If you haven’t read my previous write-up on PDO, you probably want to do so now.
When it comes to PDO – loosely rendered as “the combination of shot percentage and save percentage” – there is unfortunately not a hell of a lot of history to work with. It took until the 1983-84 season for shots against to be tracked to any real extent, meaning that calculating save percentages (one-half of the PDO equation) is pretty much impossible. There are people that have gone through old box scores and compiled save percentages from previous years, and these will be used once I get the chance to really get into them.
In the meantime, however, the primary focus is on 1983-84 to 2003-04. And as always, there are a couple big questions that must be addressed when it comes to anything analytical:
- Does it provide a new window into the past?
- Does it have any sort of predictive value?
Each one of these pages will include the goals for and against, shots for and against, shot percentage and save percentage for, and overall PDO. There will also be sections on the playoffs.
Why the playoffs?
PDO is compiled out of regular season statistics, thus providing a window of sorts into the past. But to see if it has predictive value, it’s important to see to what extent PDO correlated with playoff success and specifically individual playoff series.
There exist a handful of what I refer to as “PDO literalists”, who have the idea that because leaguewide PDO has a constant mean (100.00%), and because teams don’t generally deviate from 100% to any extreme, and because the extremes that exist early in a season tend to flatten back toward 100%, that there is an inherent regression to the mean. Therefore, a team that has a PDO of 97% after 80 games has been unlucky and can expect the breaks to start going their way, while a team that has a PDO of 103% after 80 games has been lucky and can expect the breaks to start going against them.
If this theory is true, it should become apparent in the playoffs.
1983-84 to 1990-91: The NHL had 21 teams, with three divisions of five teams and one division of six teams. Each division put their top four into the playoffs, meaning that if one division’s fourth-place team had 65 points and another’s fifth-place team had 91, the one with 65 got in.
1991-92 and 1992-93: In each of these years, the NHL added expansion teams (San Jose in 1991-92, Ottawa and Tampa Bay in 1992-93) while keeping the divisional playoff format.
1993-94 to 2003-04: In each of these years, the NHL had conference playoffs with divisional champions being given an automatic top-2 or top-3 seed (depending on year). The two (1993-94 through 1997-98) or three (1998-99 to 2003-04) division champions in a conference were automatically in, and the remainder of the eight conference playoff spots were filled by the next-best teams in points.

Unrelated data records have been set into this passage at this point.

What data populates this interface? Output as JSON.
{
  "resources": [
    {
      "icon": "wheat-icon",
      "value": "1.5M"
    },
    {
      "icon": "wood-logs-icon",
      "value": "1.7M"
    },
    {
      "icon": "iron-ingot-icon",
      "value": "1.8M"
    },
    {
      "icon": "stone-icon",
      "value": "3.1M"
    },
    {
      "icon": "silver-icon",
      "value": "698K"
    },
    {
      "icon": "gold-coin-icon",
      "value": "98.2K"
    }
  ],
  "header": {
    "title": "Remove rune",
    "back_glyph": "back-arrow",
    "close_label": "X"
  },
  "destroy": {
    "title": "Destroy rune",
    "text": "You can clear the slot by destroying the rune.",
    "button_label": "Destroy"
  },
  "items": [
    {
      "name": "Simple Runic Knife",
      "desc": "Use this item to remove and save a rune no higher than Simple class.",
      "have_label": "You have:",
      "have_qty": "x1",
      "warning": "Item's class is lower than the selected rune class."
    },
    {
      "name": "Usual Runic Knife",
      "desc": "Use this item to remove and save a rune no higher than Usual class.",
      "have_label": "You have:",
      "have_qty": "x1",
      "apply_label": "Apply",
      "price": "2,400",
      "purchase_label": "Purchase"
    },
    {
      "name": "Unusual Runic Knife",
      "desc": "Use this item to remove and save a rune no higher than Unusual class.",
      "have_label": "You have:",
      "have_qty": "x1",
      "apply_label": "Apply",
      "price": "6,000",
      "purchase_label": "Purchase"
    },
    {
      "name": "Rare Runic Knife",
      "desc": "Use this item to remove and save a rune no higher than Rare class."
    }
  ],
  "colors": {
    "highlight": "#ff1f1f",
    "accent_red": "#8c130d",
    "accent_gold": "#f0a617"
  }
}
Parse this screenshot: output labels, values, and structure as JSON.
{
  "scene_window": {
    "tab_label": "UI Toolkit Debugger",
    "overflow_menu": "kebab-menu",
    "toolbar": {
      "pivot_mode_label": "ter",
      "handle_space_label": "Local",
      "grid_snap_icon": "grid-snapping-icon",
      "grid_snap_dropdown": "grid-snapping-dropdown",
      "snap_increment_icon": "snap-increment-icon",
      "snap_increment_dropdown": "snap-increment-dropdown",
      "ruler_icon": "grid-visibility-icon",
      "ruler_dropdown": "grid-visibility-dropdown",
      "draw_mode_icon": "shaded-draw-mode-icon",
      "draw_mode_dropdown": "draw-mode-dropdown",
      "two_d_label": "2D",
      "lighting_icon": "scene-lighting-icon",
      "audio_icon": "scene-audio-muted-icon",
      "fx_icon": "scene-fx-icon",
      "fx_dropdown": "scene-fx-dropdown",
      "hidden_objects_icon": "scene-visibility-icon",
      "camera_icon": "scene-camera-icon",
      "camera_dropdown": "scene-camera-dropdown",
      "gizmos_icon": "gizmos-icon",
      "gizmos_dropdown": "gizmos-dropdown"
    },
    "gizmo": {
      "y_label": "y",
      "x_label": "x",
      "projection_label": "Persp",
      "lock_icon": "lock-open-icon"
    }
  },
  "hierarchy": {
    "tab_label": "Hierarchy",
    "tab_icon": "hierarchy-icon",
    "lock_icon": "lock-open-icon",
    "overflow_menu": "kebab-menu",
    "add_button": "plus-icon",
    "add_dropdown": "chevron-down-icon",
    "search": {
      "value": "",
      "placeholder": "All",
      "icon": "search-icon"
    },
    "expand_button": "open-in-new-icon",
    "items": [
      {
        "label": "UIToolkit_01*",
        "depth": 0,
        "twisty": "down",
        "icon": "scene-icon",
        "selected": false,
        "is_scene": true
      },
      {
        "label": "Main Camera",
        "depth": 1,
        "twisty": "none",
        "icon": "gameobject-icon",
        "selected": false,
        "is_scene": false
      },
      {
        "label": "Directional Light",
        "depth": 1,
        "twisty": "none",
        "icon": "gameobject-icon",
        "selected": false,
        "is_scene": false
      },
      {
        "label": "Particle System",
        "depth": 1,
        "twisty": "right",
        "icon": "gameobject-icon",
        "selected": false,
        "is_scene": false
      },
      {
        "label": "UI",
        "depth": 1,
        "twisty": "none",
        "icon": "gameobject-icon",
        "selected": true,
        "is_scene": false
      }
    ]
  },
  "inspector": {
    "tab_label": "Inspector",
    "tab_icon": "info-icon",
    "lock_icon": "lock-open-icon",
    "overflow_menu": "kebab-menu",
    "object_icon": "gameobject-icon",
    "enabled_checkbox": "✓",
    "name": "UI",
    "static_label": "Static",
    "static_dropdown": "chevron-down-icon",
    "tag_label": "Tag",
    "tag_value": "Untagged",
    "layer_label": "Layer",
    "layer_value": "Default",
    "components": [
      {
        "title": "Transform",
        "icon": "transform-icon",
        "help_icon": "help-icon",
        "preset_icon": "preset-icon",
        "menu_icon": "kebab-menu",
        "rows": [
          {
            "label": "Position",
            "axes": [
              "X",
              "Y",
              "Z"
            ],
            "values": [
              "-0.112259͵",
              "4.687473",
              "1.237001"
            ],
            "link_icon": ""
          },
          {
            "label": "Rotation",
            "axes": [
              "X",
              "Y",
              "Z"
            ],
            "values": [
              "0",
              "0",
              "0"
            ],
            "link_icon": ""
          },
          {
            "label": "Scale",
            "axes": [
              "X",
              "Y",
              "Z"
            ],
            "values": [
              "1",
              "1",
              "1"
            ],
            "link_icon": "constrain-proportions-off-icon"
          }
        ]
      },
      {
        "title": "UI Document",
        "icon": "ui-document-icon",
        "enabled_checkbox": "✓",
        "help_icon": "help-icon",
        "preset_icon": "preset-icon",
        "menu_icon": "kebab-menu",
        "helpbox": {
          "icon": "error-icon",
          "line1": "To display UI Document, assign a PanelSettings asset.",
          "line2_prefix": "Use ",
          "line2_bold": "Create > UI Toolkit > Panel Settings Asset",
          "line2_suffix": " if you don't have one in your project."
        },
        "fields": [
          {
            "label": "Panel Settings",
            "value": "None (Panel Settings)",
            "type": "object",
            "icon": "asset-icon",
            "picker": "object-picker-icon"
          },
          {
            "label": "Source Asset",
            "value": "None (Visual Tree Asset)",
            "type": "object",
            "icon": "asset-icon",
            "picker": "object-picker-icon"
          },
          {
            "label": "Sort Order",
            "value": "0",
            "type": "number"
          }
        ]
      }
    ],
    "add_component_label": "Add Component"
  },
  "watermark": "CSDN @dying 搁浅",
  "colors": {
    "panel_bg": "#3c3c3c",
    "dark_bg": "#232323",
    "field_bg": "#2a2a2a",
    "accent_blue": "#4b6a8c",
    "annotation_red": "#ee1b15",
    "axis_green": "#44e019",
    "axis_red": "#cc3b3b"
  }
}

With the division playoffs, the non-playoff teams still tended to be at the bottom of the NHL’s overall standings, but this was not necessarily the case. The issue then was that the lack of competitive balance, and the closed nature of the divisional playoffs, makes a correlative PDO range to playoff appearances extremely difficult to actually pinpoint. With the 2007-08 through 2015-16 seasons, no such difficulty exists.